• **PROBLEM**:
Write out each line of the entries below that holds the word "this".

[INPUT — start]

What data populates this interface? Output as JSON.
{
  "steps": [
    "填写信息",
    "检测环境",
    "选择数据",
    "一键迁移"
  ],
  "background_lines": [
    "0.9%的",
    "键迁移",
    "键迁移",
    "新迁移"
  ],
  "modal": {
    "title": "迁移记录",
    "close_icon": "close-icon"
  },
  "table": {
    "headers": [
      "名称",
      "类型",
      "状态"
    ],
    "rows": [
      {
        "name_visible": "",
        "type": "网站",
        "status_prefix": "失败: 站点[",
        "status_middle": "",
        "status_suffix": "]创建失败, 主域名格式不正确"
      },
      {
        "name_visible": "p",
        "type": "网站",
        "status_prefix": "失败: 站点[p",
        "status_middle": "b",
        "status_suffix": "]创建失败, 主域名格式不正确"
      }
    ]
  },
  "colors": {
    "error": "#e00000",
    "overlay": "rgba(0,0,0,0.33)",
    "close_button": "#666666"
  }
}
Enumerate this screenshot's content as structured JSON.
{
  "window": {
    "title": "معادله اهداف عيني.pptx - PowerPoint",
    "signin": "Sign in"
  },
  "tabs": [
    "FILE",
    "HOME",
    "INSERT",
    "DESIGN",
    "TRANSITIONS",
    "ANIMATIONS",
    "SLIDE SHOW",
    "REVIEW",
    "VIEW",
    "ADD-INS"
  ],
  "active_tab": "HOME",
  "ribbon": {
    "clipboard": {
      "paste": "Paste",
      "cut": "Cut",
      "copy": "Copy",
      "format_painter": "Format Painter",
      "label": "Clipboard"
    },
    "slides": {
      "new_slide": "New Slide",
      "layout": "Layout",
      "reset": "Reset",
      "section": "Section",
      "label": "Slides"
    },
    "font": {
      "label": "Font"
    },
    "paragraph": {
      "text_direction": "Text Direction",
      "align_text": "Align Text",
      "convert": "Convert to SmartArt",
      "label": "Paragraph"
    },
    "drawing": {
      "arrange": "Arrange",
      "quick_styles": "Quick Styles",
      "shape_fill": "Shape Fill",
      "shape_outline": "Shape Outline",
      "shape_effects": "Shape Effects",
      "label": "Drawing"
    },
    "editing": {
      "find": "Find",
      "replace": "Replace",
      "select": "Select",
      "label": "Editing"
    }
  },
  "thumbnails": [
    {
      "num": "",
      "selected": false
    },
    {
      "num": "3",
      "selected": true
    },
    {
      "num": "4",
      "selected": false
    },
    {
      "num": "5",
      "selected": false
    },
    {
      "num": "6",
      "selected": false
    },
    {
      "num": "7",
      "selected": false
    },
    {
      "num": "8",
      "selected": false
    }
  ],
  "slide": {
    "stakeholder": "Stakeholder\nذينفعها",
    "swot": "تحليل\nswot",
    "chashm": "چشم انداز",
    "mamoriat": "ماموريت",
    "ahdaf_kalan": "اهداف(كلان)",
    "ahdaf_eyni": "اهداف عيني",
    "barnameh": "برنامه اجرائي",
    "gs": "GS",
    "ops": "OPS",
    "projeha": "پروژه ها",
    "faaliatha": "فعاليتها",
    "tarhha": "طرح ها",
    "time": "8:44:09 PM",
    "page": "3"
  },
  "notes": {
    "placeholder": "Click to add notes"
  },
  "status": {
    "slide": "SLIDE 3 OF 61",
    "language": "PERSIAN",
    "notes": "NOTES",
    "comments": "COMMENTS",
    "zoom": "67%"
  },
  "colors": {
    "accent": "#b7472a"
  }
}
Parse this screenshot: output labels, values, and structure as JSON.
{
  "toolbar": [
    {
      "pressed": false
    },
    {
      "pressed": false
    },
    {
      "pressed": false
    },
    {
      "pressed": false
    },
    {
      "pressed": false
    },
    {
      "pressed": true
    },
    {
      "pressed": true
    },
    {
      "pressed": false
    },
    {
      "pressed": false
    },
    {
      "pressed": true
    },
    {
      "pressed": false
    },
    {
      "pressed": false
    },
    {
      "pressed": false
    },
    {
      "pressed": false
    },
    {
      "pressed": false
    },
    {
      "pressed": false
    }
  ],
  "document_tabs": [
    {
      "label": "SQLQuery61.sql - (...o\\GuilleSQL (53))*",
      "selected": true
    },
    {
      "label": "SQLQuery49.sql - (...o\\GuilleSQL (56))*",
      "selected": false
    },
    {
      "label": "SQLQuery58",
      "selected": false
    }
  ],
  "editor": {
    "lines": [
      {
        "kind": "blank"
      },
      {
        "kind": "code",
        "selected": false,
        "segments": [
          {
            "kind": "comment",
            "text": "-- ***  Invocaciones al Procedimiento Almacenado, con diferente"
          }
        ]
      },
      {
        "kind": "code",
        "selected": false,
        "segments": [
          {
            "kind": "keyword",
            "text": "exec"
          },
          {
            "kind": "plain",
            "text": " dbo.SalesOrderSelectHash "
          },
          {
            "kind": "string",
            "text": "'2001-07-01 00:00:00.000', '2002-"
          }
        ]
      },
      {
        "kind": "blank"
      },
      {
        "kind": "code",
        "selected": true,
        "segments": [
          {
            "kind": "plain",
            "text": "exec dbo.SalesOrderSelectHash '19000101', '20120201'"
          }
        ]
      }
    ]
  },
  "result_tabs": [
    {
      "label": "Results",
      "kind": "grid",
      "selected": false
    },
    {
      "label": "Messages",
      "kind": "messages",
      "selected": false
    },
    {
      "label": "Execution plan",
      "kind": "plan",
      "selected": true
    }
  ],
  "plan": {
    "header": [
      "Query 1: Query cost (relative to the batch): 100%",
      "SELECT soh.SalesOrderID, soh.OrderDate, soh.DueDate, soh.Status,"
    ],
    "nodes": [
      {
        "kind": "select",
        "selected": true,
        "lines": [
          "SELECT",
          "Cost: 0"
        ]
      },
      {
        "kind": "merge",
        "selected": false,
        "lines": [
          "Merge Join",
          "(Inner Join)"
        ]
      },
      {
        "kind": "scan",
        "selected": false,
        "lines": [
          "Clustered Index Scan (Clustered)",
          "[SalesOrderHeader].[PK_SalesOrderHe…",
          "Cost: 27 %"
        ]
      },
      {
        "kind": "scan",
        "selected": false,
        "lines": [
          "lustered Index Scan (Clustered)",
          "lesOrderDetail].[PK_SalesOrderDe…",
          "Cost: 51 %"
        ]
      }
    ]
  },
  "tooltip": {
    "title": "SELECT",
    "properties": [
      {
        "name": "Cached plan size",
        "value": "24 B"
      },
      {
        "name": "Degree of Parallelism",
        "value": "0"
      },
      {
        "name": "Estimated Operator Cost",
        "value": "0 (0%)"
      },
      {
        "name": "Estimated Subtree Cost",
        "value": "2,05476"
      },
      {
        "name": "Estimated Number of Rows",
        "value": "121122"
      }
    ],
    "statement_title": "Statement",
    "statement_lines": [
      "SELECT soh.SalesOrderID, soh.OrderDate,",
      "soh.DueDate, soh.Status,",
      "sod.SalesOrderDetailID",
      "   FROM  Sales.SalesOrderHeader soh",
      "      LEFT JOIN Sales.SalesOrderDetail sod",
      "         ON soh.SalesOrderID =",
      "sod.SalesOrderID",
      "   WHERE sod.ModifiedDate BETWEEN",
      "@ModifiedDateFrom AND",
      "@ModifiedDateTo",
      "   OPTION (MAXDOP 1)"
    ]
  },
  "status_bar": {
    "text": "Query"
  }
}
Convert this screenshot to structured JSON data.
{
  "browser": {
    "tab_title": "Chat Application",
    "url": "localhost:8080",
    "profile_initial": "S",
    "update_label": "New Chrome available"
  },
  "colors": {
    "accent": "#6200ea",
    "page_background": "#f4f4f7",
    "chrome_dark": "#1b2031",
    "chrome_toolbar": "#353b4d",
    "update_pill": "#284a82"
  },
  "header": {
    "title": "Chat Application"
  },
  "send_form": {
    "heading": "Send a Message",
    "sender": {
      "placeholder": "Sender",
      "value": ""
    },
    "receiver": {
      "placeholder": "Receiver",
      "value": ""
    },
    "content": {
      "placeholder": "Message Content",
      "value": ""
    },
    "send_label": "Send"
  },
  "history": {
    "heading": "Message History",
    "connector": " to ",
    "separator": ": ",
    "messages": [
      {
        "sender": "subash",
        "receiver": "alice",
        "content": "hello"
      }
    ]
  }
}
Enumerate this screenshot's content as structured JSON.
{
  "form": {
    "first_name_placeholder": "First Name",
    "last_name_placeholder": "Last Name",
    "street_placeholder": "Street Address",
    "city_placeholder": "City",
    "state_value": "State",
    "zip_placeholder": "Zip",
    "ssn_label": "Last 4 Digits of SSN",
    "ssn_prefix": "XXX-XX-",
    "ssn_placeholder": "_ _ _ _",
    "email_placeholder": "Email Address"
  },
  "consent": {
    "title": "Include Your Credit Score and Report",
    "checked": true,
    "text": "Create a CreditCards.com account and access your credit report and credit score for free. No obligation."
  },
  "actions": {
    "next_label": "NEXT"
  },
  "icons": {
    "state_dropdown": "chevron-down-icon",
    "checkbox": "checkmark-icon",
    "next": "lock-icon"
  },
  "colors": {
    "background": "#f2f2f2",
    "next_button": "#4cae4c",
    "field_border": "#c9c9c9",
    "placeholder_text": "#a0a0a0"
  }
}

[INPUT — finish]

• **EXERCISE SOLUTION**:
What data populates this interface? Output as JSON.
Enumerate this screenshot's content as structured JSON.
Parse this screenshot: output labels, values, and structure as JSON.
Convert this screenshot to structured JSON data.
Enumerate this screenshot's content as structured JSON.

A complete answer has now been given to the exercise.